As far as is known, no one has yet made serious plans to make artificial snow and do ski jumping in the spiral ramp, but apart from that, it is hard to come up with a crazy idea about the Round Tower that has not already been thought of. For instance, we had engineer Lorenzen from Baden in Southern Germany driving up and down the spiral ramp with his car on an early Sunday morning in July 1902. There was, too, that time it was suggested to construct a passenger lift in the hollow core in the middle of the...

Vignet fra Picards Voyage d'Uranibourg 0

The First Tourist

In one of his records the well-travelled doctor Holger Jacobæus (1650-1701) lists what different Danish localities are famous for.

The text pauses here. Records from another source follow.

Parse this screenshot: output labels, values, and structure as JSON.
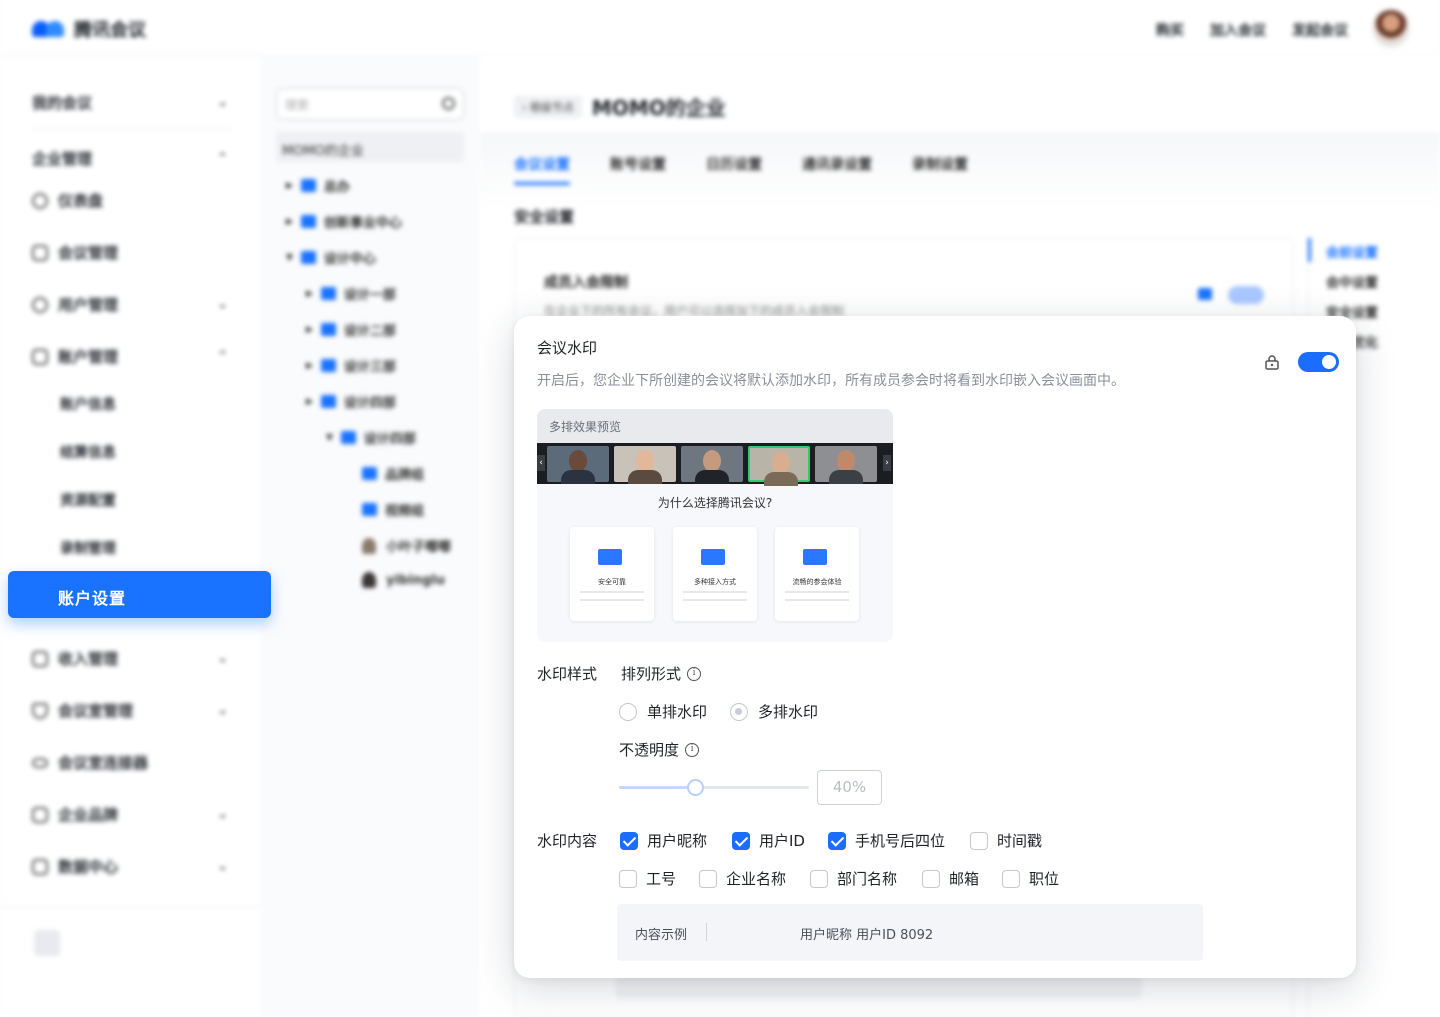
{
  "app": {
    "title": "腾讯会议"
  },
  "topbar": {
    "links": [
      "购买",
      "加入会议",
      "发起会议"
    ]
  },
  "sidebar": {
    "groups": [
      {
        "label": "我的会议",
        "chevron": "⌄"
      },
      {
        "label": "企业管理",
        "chevron": "⌃"
      }
    ],
    "items": [
      {
        "label": "仪表盘",
        "chevron": ""
      },
      {
        "label": "会议管理",
        "chevron": ""
      },
      {
        "label": "用户管理",
        "chevron": "⌄"
      },
      {
        "label": "账户管理",
        "chevron": "⌃"
      }
    ],
    "sub_items": [
      "账户信息",
      "结算信息",
      "资源配置",
      "录制管理"
    ],
    "active_item": "账户设置",
    "more_items": [
      {
        "label": "收入管理",
        "chevron": "⌄"
      },
      {
        "label": "会议室管理",
        "chevron": "⌄"
      },
      {
        "label": "会议室连接器",
        "chevron": ""
      },
      {
        "label": "企业品牌",
        "chevron": "⌄"
      },
      {
        "label": "数据中心",
        "chevron": "⌄"
      }
    ]
  },
  "tree": {
    "search_placeholder": "搜索",
    "root": "MOMO的企业",
    "nodes": [
      {
        "label": "总办"
      },
      {
        "label": "创新事业中心"
      },
      {
        "label": "设计中心"
      },
      {
        "label": "设计一部"
      },
      {
        "label": "设计二部"
      },
      {
        "label": "设计三部"
      },
      {
        "label": "设计四部"
      },
      {
        "label": "设计四部"
      },
      {
        "label": "品牌组"
      },
      {
        "label": "视频组"
      },
      {
        "label": "小叶子嘟嘟"
      },
      {
        "label": "yibinglu"
      }
    ]
  },
  "main": {
    "crumb_tag": "根级节点",
    "title": "MOMO的企业",
    "tabs": [
      "会议设置",
      "账号设置",
      "日历设置",
      "通讯录设置",
      "录制设置"
    ],
    "section_title": "安全设置",
    "bg_card": {
      "title": "成员入会限制",
      "desc": "在企业下的所有会议，用户可以选择加下的成员入会限制"
    },
    "anchors": [
      "会前设置",
      "会中设置",
      "安全设置",
      "网络优化"
    ]
  },
  "watermark": {
    "title": "会议水印",
    "desc": "开启后，您企业下所创建的会议将默认添加水印，所有成员参会时将看到水印嵌入会议画面中。",
    "enabled": true,
    "preview": {
      "header": "多排效果预览",
      "question": "为什么选择腾讯会议?",
      "cards": [
        "安全可靠",
        "多种接入方式",
        "流畅的参会体验"
      ]
    },
    "style_label": "水印样式",
    "layout_label": "排列形式",
    "layout_options": [
      {
        "label": "单排水印",
        "selected": false
      },
      {
        "label": "多排水印",
        "selected": true
      }
    ],
    "opacity_label": "不透明度",
    "opacity_value": "40%",
    "opacity_fraction": 0.4,
    "content_label": "水印内容",
    "content_options": [
      {
        "label": "用户昵称",
        "checked": true
      },
      {
        "label": "用户ID",
        "checked": true
      },
      {
        "label": "手机号后四位",
        "checked": true
      },
      {
        "label": "时间戳",
        "checked": false
      },
      {
        "label": "工号",
        "checked": false
      },
      {
        "label": "企业名称",
        "checked": false
      },
      {
        "label": "部门名称",
        "checked": false
      },
      {
        "label": "邮箱",
        "checked": false
      },
      {
        "label": "职位",
        "checked": false
      }
    ],
    "sample_label": "内容示例",
    "sample_value": "用户昵称 用户ID 8092"
  },
  "colors": {
    "accent": "#1a6dff",
    "active_nav": "#1a73ff"
  }
}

For instance, Jacobæus writes that Ringkøbing is famous for its oysters, Kerteminde for its beer and filthy women, and Herlufsholm for its drunkards and thieves as well as for its orchard. The country’s capital, on the other hand, is according to Jacobæus, besides its snuff, especially known for its edifices, namely the arsenal, the harbour and of course the city’s ”Turris Astronomica” or “astronomical tower”. In other words the Round Tower. Favoured by the King Jacobæus is not the only one...

På fuglejagt på Trinitatis Kirkeplads 0

All the Animals of the Cemetery

The Round Tower is so deeply rooted in the soil of Copenhagen, that one might think it has always been there, standing in the same exact shape as now. However, one should not confuse immovability with changelessness since changes indeed have been made, both on and around the tower, in the time after it was inaugurated in 1642. The biggest changes have occurred around the Round Tower. Thus, the year after the inauguration of the Church of the Holy Trinity, which is built alongside the tower, the surrounding area of the church started being used as cemetery. A wall encircled...